Searching and Patentability
Even before filing a patent application, you may want some indication of its chances of being granted. One way to assess potential patentability is to see what other sorts of scientific studies, research studies, or published patent documents exist that are relevant to your invention. According to US patent law, an invention has to be novel and non-obvious in order to become patented. Most foreign countries have similar laws. Unfortunately, most fields have accumulated copious amounts of technical literature, some of which may be relevant to your invention. We can search through this literature, known in patent circles as “art,” to assess whether it might prevent you from getting patent coverage for your invention.
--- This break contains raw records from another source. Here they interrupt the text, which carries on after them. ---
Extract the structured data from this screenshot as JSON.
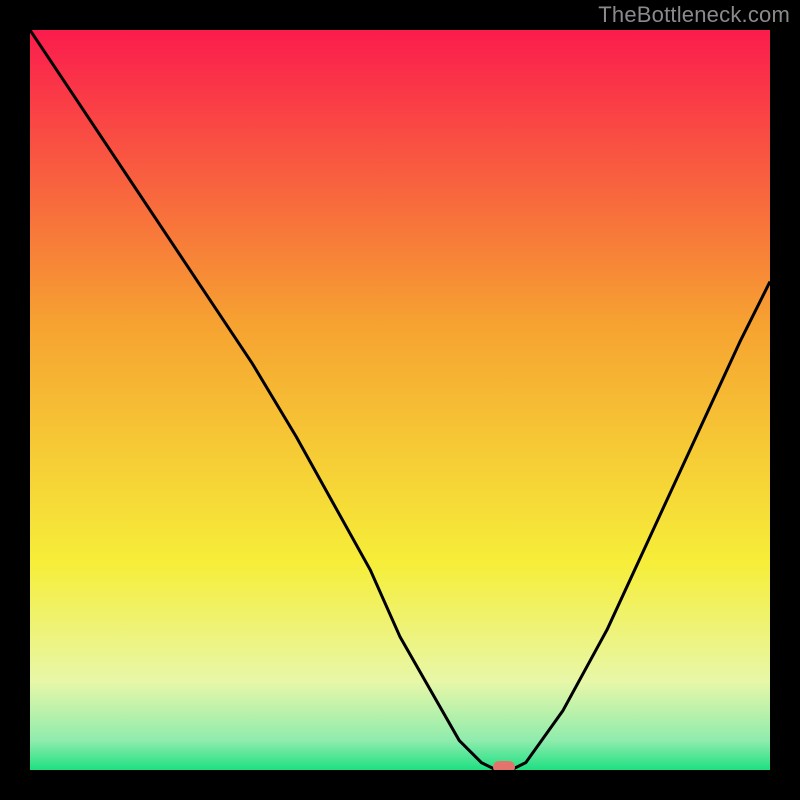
{
  "attribution": "TheBottleneck.com",
  "colors": {
    "black": "#000000",
    "line": "#000000",
    "marker": "#e2746d",
    "grad_top": "#fb1c4d",
    "grad_mid_orange": "#f6a331",
    "grad_yellow": "#f6ee39",
    "grad_pale": "#e8f7a8",
    "grad_green": "#1ee082"
  },
  "chart_data": {
    "type": "line",
    "title": "",
    "xlabel": "",
    "ylabel": "",
    "xlim": [
      0,
      100
    ],
    "ylim": [
      0,
      100
    ],
    "note": "V-shaped bottleneck curve over vertical rainbow gradient. x is horizontal position %, y is bottleneck % (0 at bottom = best / green, 100 at top = worst / red).",
    "series": [
      {
        "name": "bottleneck-curve",
        "x": [
          0,
          6,
          12,
          18,
          24,
          30,
          36,
          41,
          46,
          50,
          54,
          58,
          61,
          63,
          65,
          67,
          72,
          78,
          84,
          90,
          96,
          100
        ],
        "y": [
          100,
          91,
          82,
          73,
          64,
          55,
          45,
          36,
          27,
          18,
          11,
          4,
          1,
          0,
          0,
          1,
          8,
          19,
          32,
          45,
          58,
          66
        ]
      }
    ],
    "marker": {
      "x": 64,
      "y": 0.4,
      "label": "optimal-point"
    },
    "gradient_stops_pct": [
      {
        "p": 0,
        "c": "#fb1c4d"
      },
      {
        "p": 40,
        "c": "#f6a331"
      },
      {
        "p": 72,
        "c": "#f6ee39"
      },
      {
        "p": 88,
        "c": "#e8f7a8"
      },
      {
        "p": 96,
        "c": "#8fecad"
      },
      {
        "p": 100,
        "c": "#1ee082"
      }
    ]
  }
}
Patent Application Preparation and Prosecution
After you’ve created your invention, we can help you capture its description in a patent application, and we can draft claims in that application that cover the invention as broadly and accurately as possible. These claims are what the patent examiner considers when your application is filed. When your application is received at the U.S. Patent and Trademark Office, the Examiner reviews it to see whether there are deficiencies that need to be corrected. Then the Examiner conducts a search of the art to identify any references that might interfere with the patentability of the claims in your application. If your claims are rejected — and they most likely will be — you will have a chance to amend them and/or to argue about whether the rejection was proper. The Examiner will then respond to your amendments and arguments. This back-and-forth process, called patent prosecution, continues until your patent application is granted, or until it is finally rejected. Prosecution is complicated and can take years. With decades of prosecution experience, we will guide you through this complex process.
Due Diligence and Portfolio Management
When you’re investing in a company, you need to understand their IP portfolio. This process of assessing a company’s IP, called due diligence, is a core competency of our firm. We can help you ask the right questions and process the information, so you can reach an informed conclusion about the value of the company’s IP. If your company is facing due diligence, you’ll want us on your side. We’ve represented many investors over the years, so we know what questions they’ll be asking. We can help you organize your assets, present them to investors, and answer their questions during the diligence process. If your company wants to stay on top of its IP portfolio, we can help you manage it. You’ll want to know what you have already, how effective its protection is right now, and whether there are areas that need to be strengthened. You’ll also want to identify directions for expanding or improving your IP coverage. With effective portfolio management, you’re also more prepared for due diligence when an investor or an acquirer comes along. As your business grows, we’ll help you keep your IP portfolio in peak condition.
Landscape Studies and Freedom to Operate
No matter how innovative your technology, you know that your path forward may encounter obstacles. Wouldn’t it help to know where the dangers are? Before you develop your technology for commercialization, we can investigate the patent landscape for you to identify third-party patents that might be problems for you. A patent landscape study can help you navigate. As you prepare a product for the marketplace, be sure that your planned direction is a safe one.
It’s better to identify your competitors ahead of time so you can take business-savvy precautions, either to avoid them entirely, or to figure out ways to make deals with them. In either case, you’ll want to know what’s out there as you finalize your product. This is the role of a freedom to operate study. Whether it’s an informal search or a formal legal report, we can prepare you for what’s out there.